Disclaimer: You will not want to finish reading this post.
Did you feel it? Probably not! The earth beneath our feet shifted a bit from its old axis yesterday.
There are moments that are truly transformative — yesterday was one. America changed forever on September 11, 2001. When the history of the 21st century is written, I believe 9/11 will pale in comparison with all that July 9, 2011 symbolizes.
There were no catastrophic deaths; visible edifices did not crumble in flames. Like a poor girl from an obscure town on the fringe of an imposing empire giving birth in Bethlehem of Judea, what happened yesterday in Santa Cruz, Bolivia will likely go unnoticed by world leaders consumed with their presumption of power.
Like the irrepressible pressure that builds over eons causing the earth to quake — or the indomitable life-force within a tulip bulb that splits darkness, dirt and cold to blossom in Spring — forces building over centuries converged yesterday and found insistent and incisive expression.
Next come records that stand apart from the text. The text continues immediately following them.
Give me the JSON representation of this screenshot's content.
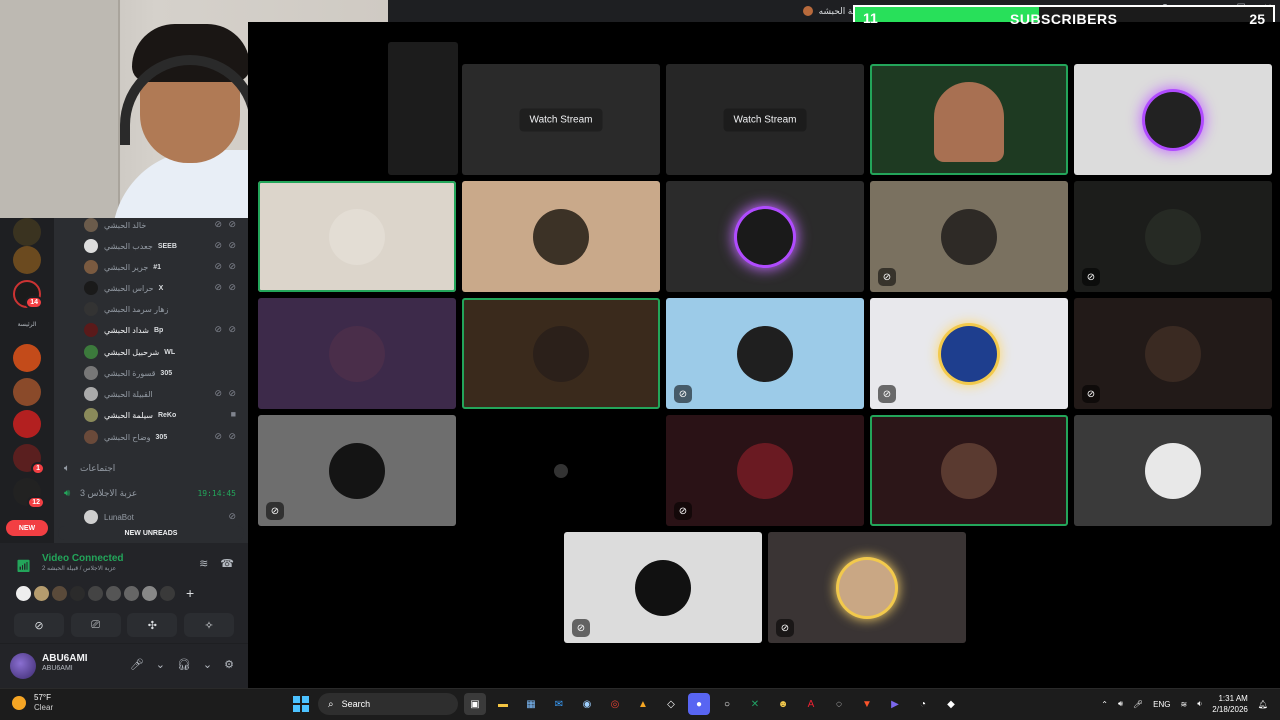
{
  "window": {
    "title": "قبيلة الحبشه"
  },
  "subscribers": {
    "count": "11",
    "label": "SUBSCRIBERS",
    "goal": "25",
    "progress": 0.44
  },
  "rail": {
    "label": "الرئيسة",
    "badges": [
      "14",
      "1",
      "12"
    ],
    "new_pill": "NEW"
  },
  "members": [
    {
      "name": "خالد الحبشي",
      "tag": ""
    },
    {
      "name": "جعدب الحبشي",
      "tag": "SEEB"
    },
    {
      "name": "جرير الحبشي",
      "tag": "#1"
    },
    {
      "name": "حراس الحبشي",
      "tag": "X"
    },
    {
      "name": "زهار سرمد الحبشي",
      "tag": ""
    },
    {
      "name": "شداد الحبشي",
      "tag": "Bp"
    },
    {
      "name": "شرحبيل الحبشي",
      "tag": "WL"
    },
    {
      "name": "قسورة الحبشي",
      "tag": "305"
    },
    {
      "name": "القبيلة الحبشي",
      "tag": ""
    },
    {
      "name": "سيلمة الحبشي",
      "tag": "ReKo"
    },
    {
      "name": "وضاح الحبشي",
      "tag": "305"
    }
  ],
  "channels": {
    "meetings": "اجتماعات",
    "active": "عزبة الاجلاس 3",
    "timer": "19:14:45",
    "bot": "LunaBot"
  },
  "new_unreads": "NEW UNREADS",
  "voice": {
    "status": "Video Connected",
    "sub": "عزبة الاجلاس / قبيلة الحبشه 2"
  },
  "user": {
    "name": "ABU6AMI",
    "sub": "ABU6AMI"
  },
  "stage": {
    "watch_label": "Watch Stream"
  },
  "taskbar": {
    "temp": "57°F",
    "condition": "Clear",
    "search": "Search",
    "lang": "ENG",
    "time": "1:31 AM",
    "date": "2/18/2026"
  },
  "colors": {
    "accent_green": "#23a55a",
    "sub_fill": "#28e05a",
    "badge_red": "#f23f43"
  }
}
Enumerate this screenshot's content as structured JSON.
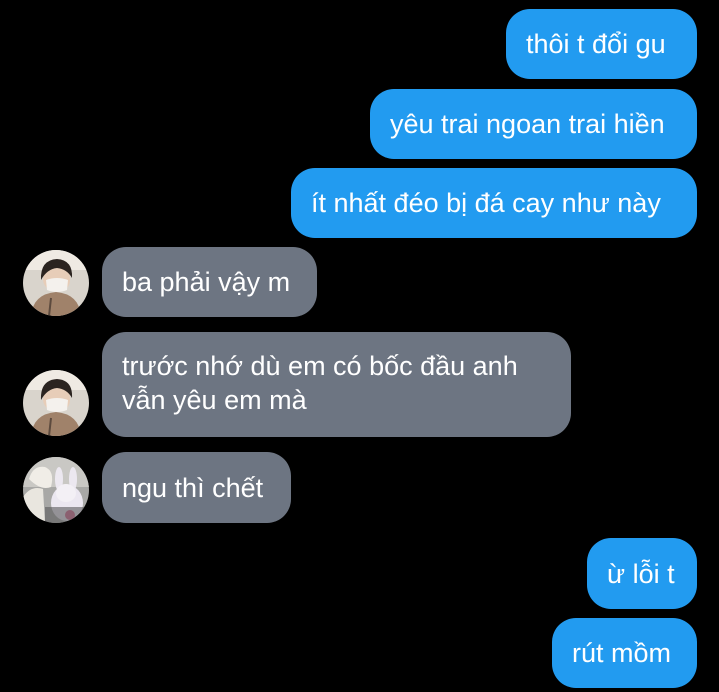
{
  "messages": [
    {
      "direction": "outgoing",
      "text": "thôi t đổi gu"
    },
    {
      "direction": "outgoing",
      "text": "yêu trai ngoan trai hiền"
    },
    {
      "direction": "outgoing",
      "text": "ít nhất đéo bị đá cay như này"
    },
    {
      "direction": "incoming",
      "avatar": "avatar-boy-mask-icon",
      "text": "ba phải vậy m"
    },
    {
      "direction": "incoming",
      "avatar": "avatar-boy-mask-icon",
      "text": "trước nhớ dù em có bốc đầu anh\nvẫn yêu em mà"
    },
    {
      "direction": "incoming",
      "avatar": "avatar-girl-plush-icon",
      "text": "ngu thì chết"
    },
    {
      "direction": "outgoing",
      "text": "ừ lỗi t"
    },
    {
      "direction": "outgoing",
      "text": "rút mồm"
    }
  ],
  "colors": {
    "background": "#000000",
    "outgoing_bubble": "#229bf0",
    "incoming_bubble": "#6d7582",
    "text": "#ffffff"
  }
}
It is as if the Book of Revelation found apocalyptic voice once again: “Behold, I am making all things new” (Rev 21:5).
Here is a sampling. Beware, its tough reading — you will want to “zone-out”, stop once you get the gist, keep it at arm’s length if you succeed in making it all the way.
- There is an unjust global system that results in exclusion. Individualism is at the heart of this injustice. The rule of money is fueling this injustice.
- Keep fighting for justice — Focus on people and interpersonal encounter not abstract ideologies; be moved by their suffering.
- A just economy is one that serves people —where the quest for profits dominates, the earth is destroyed, and there is an unjust distribution of goods.
- The economy must foster conditions that are compatible with human dignity and that unlock the potential of each person by respecting all of their rights as a person and allowing each one to flourish.
- A just distribution of goods is not a task for philanthropy or charity alone; there is a moral obligation to ensure this just distribution.
- An inclusive economy enables all people to fully participate; solidarity and subsidiarity are only fully present when participation is real.
- All people and states are interdependent; we need global and international action to achieve justice.
- The Church is not innocent when it comes to the sins of colonialism.
- Our faith is radical and countercultural.
Pope Francis chose remote Santa Cruz, Bolivia — hardly an epicenter of economic prowess or political prestige — for his prophetic exhortation.
Like a “voice crying in the wilderness”, Francis proclaims “the way of the Lord.” And let us not miss the poignancy of the location, Santa Cruz — are we not being invited to look upon the holy cross on which the Body of Christ hangs today?
I confess my tremendous resistance to paying more than pious lip service to Francis’ moral vision. Social and economic structures in which I am enmeshed serve my interests. I prefer not to see those who are excluded or on whose backs my security is built.
My hunch is most of us are in the same boat, heavily invested in the status quo. The more structures serve our personal interest, especially as we age, the more we resist change. This seems to be the bane of the powerful, the truth of the ages!
But change we must. Change we will, willingly or not. Like the indomitable life force of a tulip or the irrepressible pressure of tectonic plates, the earth is shifting under out feet — and in this an always compassionate but insistent God is alive and active.
When the history of the 21st century is written, with whom and on whose side will we wish we had stood?
I am indebted to Robert Christian at millennialjournal.com for his marvelous synopsis of Francis’ speech. The above sampling of themes are lifted from his post. I heartily recommend his entire summary to you [link].